Johnson began by explaining that in her experience, each case is very situational. If a member was to reach out to her, she would begin by asking if the woman wanted to go further with any type of reporting. As Johnson is not employed as the president of her Greek life organization, she is not registered as a mandatory reporter. If the woman does not want to make a formal report, Johnson gives her options for help, such as the Prevention, Outreach and Education Department, MSU Safe Place and Counseling and Psychiatric Services. If the woman decides she does want to file a formal report, Johnson directs her to MSU’s Office of Institutional Equity, a reporting facility for all kinds of discrimination, where they will help the woman continue filing her report and to contact the authorities.

Furthermore, Johnson states she would then contact the president of the fraternity involved to attempt to figure out exactly what happened. She also initiates this communication to inform the fraternity if a report is going to be taking place.

At the very end of my interview with Johnson, she reiterated, “Honestly, it’s an interesting circumstance for me to handle because it’s very situational with each case. Each woman is different. With that being said, there really isn’t one true protocol that the Greek community follows. Each time a case is brought to my attention we go about it in its own unique way and me, and the rest of my chapter, try our best to make sure each and every woman’s voice is heard as it should be.”

While Johnson and her sorority have had no recent incidents involving sexual assault, cases of sexual assault do occur within the Greek community at MSU and they have several ways of handling such events. All IFC and PC members are required to complete a Sexual Assault and Relationship Violence training in order to attempt to prevent future incidents and combat sexual assault in their community. While they do have a bad reputation when it comes to sexual assault, the organizations themselves work their hardest to ensure that the victim receives the justice that they want. Whether the victim wants to handle it privately with the Greek organization or wants to make a formal police report, the members of the Greek community work side by side through hardships such as these to make things right—or at least as right as they can be.

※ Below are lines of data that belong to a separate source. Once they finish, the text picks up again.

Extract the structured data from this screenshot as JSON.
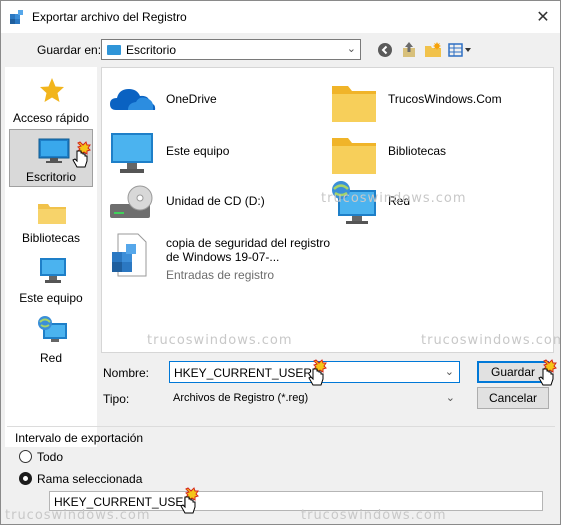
{
  "window": {
    "title": "Exportar archivo del Registro",
    "close": "✕"
  },
  "location": {
    "label": "Guardar en:",
    "value": "Escritorio"
  },
  "toolbar": {
    "icons": [
      "back-icon",
      "up-folder-icon",
      "new-folder-icon",
      "view-menu-icon"
    ]
  },
  "places": [
    {
      "label": "Acceso rápido",
      "icon": "star-icon"
    },
    {
      "label": "Escritorio",
      "icon": "desktop-icon",
      "selected": true
    },
    {
      "label": "Bibliotecas",
      "icon": "libraries-icon"
    },
    {
      "label": "Este equipo",
      "icon": "computer-icon"
    },
    {
      "label": "Red",
      "icon": "network-icon"
    }
  ],
  "files": [
    {
      "name": "OneDrive",
      "icon": "onedrive-icon"
    },
    {
      "name": "TrucosWindows.Com",
      "icon": "folder-icon"
    },
    {
      "name": "Este equipo",
      "icon": "computer-icon"
    },
    {
      "name": "Bibliotecas",
      "icon": "libraries-folder-icon"
    },
    {
      "name": "Unidad de CD (D:)",
      "icon": "cd-drive-icon"
    },
    {
      "name": "Red",
      "icon": "network-icon"
    },
    {
      "name": "copia de seguridad del registro de Windows 19-07-...",
      "subtitle": "Entradas de registro",
      "icon": "registry-file-icon"
    }
  ],
  "form": {
    "name_label": "Nombre:",
    "name_value": "HKEY_CURRENT_USER",
    "type_label": "Tipo:",
    "type_value": "Archivos de Registro (*.reg)",
    "save_button": "Guardar",
    "cancel_button": "Cancelar"
  },
  "range": {
    "title": "Intervalo de exportación",
    "option_all": "Todo",
    "option_branch": "Rama seleccionada",
    "selected": "Rama seleccionada",
    "branch_value": "HKEY_CURRENT_USER"
  },
  "watermark": "trucoswindows.com"
}
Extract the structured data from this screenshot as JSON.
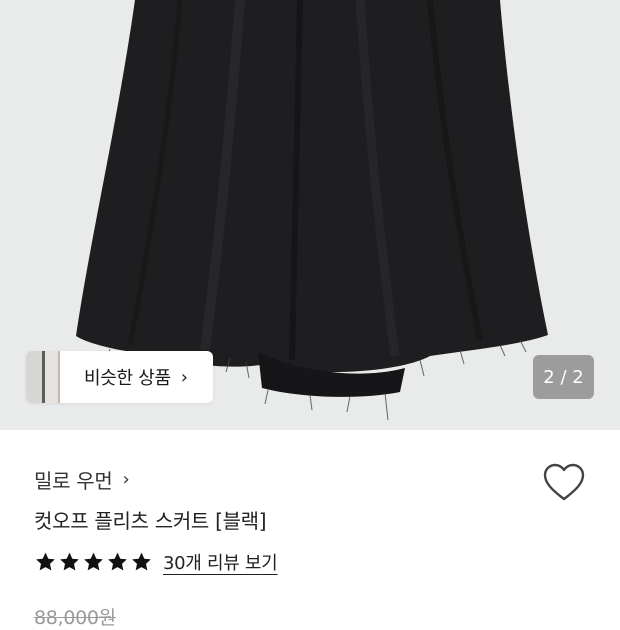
{
  "gallery": {
    "image_alt": "",
    "pager_text": "2 / 2",
    "similar_label": "비슷한 상품",
    "chevron": "›"
  },
  "product": {
    "brand": "밀로 우먼",
    "brand_chevron": "›",
    "name": "컷오프 플리츠 스커트 [블랙]",
    "rating": 5,
    "review_link": "30개 리뷰 보기",
    "original_price": "88,000원"
  },
  "colors": {
    "background": "#ffffff",
    "hero_bg": "#e9eaea",
    "skirt": "#1e1e20",
    "pager_bg": "#9c9c9c",
    "strikethrough_price": "#9a9a9a"
  },
  "icons": {
    "wishlist": "heart-outline-icon",
    "star": "star-filled-icon",
    "chevron": "chevron-right-icon"
  }
}
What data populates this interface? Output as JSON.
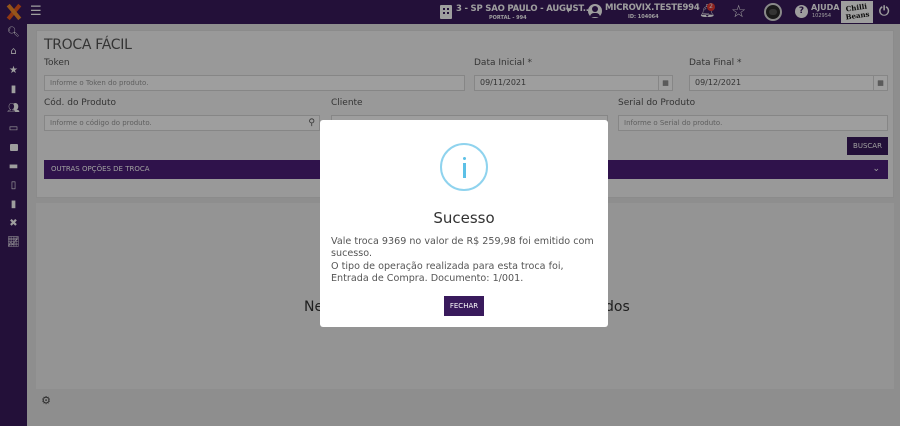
{
  "topbar": {
    "store_name": "3 - SP SAO PAULO - AUGUST...",
    "store_portal": "PORTAL - 994",
    "user_name": "MICROVIX.TESTE994",
    "user_id": "ID: 104064",
    "notifications_count": "2",
    "help_label": "AJUDA",
    "help_code": "102954",
    "brand_logo_text": "Chilli Beans"
  },
  "form": {
    "title": "TROCA FÁCIL",
    "token_label": "Token",
    "token_placeholder": "Informe o Token do produto.",
    "data_inicial_label": "Data Inicial *",
    "data_inicial_value": "09/11/2021",
    "data_final_label": "Data Final *",
    "data_final_value": "09/12/2021",
    "cod_produto_label": "Cód. do Produto",
    "cod_produto_placeholder": "Informe o código do produto.",
    "cliente_label": "Cliente",
    "serial_label": "Serial do Produto",
    "serial_placeholder": "Informe o Serial do produto.",
    "buscar_label": "BUSCAR",
    "outras_label": "OUTRAS OPÇÕES DE TROCA"
  },
  "results": {
    "empty_text_left": "Ne",
    "empty_text_right": "dos"
  },
  "modal": {
    "title": "Sucesso",
    "message_line1": "Vale troca 9369 no valor de R$ 259,98 foi emitido com sucesso.",
    "message_line2": "O tipo de operação realizada para esta troca foi, Entrada de Compra. Documento: 1/001.",
    "close_label": "FECHAR"
  }
}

While a few cases of sexual assault in MSU’s Greek community have previously surfaced to the local news, most of what is heard about these instances is shared by word of mouth and are largely based off of rumors. While scandals with the Greek community are largely heard about soon after they occur, no one really knows what happens after that point. One person says one thing happened and another person tells of something completely different. Then all of the sudden, everything is resolved yet no one knows by what means. It almost seems as if no one knows the real truth, and with the circumstances at hand, it’s possible that no one ever will.

Nicole Glynn is a junior double majoring in professional writing and advertising management. She currently writes for VIM Magazine as a contributor to the women’s fashion team, and volunteers at a local cat shelter in her spare time. She is also the External Marketing Director for the Beta Theta Chapter of Alpha Xi Delta, but more importantly, is a loving sister to her 47 other housemates. She can be found asking every single one of her friends which picture to post to Instagram, what caption to use, and most importantly, going against every opinion her friends gave her in the process.